#### Records provided

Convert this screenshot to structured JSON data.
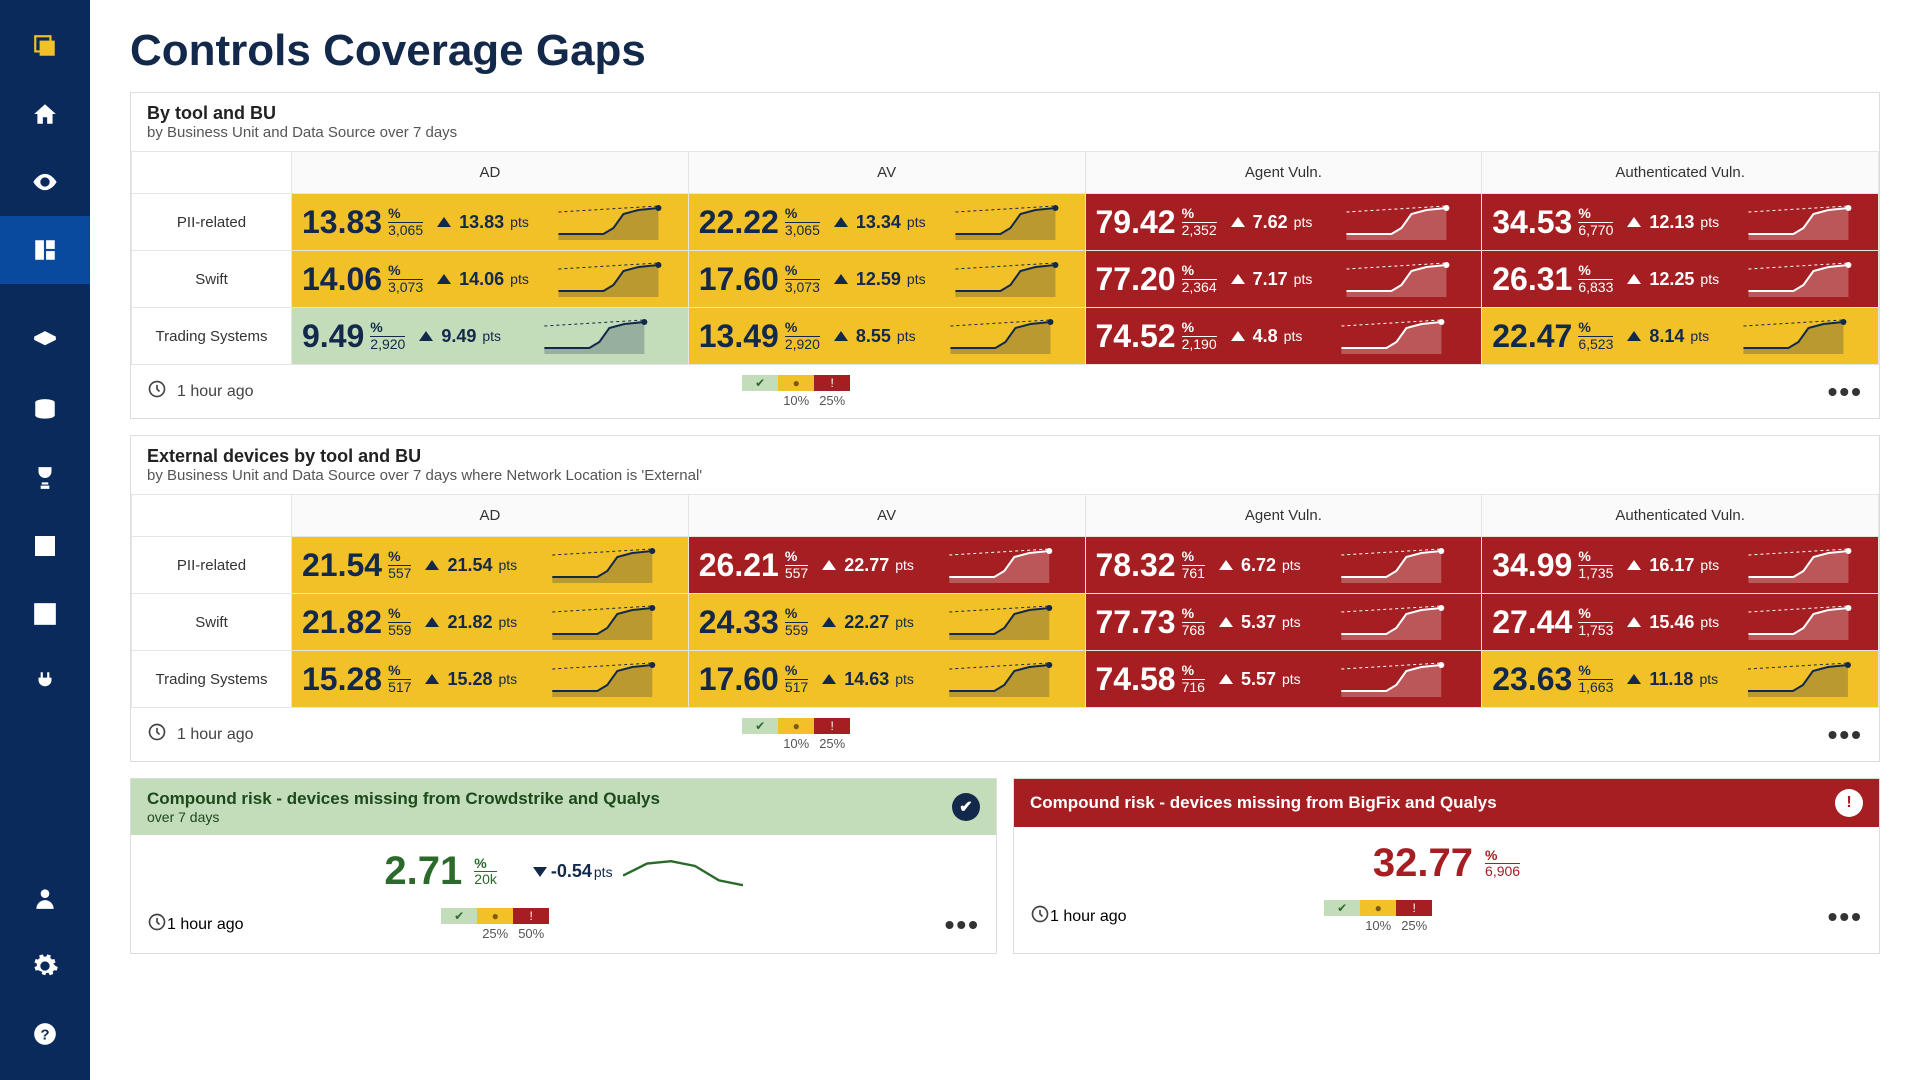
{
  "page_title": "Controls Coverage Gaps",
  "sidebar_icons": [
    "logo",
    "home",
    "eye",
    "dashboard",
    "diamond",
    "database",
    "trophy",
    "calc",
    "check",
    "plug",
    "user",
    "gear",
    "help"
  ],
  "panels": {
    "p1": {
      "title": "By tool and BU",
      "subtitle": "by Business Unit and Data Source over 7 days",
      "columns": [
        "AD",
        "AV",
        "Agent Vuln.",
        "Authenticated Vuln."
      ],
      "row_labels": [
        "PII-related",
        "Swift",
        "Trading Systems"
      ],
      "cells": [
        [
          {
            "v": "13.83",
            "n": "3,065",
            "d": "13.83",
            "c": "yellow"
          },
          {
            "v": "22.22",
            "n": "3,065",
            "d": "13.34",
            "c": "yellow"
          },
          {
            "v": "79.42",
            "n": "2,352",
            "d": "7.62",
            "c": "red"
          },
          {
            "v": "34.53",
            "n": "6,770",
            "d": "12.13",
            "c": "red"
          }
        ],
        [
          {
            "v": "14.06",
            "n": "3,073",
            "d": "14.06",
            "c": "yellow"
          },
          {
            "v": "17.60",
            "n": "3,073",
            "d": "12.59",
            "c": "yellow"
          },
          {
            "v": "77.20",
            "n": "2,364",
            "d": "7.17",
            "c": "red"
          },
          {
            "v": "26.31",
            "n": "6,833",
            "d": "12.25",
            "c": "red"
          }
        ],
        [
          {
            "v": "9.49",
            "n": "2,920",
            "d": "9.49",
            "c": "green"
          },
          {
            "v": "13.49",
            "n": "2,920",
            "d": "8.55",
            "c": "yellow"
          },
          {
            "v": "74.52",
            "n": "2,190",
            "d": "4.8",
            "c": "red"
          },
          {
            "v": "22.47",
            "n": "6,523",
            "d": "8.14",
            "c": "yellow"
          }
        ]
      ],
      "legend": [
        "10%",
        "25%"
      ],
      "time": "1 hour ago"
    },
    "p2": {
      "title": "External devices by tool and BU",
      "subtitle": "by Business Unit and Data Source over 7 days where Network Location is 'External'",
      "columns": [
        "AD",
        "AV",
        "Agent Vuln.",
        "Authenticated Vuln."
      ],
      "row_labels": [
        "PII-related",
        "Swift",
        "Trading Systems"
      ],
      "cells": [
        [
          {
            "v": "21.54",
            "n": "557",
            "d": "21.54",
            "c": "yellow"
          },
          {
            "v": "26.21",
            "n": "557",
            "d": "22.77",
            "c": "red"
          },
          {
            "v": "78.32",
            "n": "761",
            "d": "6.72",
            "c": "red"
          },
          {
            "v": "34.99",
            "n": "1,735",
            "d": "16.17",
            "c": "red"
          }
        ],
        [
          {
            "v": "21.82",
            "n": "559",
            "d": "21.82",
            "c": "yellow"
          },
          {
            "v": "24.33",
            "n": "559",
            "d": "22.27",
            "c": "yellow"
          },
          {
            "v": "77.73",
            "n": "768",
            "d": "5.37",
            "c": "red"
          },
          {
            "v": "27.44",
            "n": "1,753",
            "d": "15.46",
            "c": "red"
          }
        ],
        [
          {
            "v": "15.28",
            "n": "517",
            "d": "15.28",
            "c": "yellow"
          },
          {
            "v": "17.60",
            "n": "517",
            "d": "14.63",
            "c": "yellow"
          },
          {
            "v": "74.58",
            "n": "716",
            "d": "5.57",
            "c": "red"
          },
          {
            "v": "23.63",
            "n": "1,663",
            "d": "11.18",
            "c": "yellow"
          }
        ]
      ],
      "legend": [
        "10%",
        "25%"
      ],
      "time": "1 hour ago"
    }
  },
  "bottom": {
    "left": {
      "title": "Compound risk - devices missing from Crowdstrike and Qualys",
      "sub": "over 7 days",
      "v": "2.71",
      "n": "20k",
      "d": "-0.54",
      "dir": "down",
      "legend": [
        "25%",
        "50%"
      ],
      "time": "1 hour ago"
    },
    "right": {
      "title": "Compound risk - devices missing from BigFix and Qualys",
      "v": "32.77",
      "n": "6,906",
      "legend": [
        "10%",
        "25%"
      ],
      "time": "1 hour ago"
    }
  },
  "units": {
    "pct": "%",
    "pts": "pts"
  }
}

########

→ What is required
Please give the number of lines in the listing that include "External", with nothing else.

→ Task output
2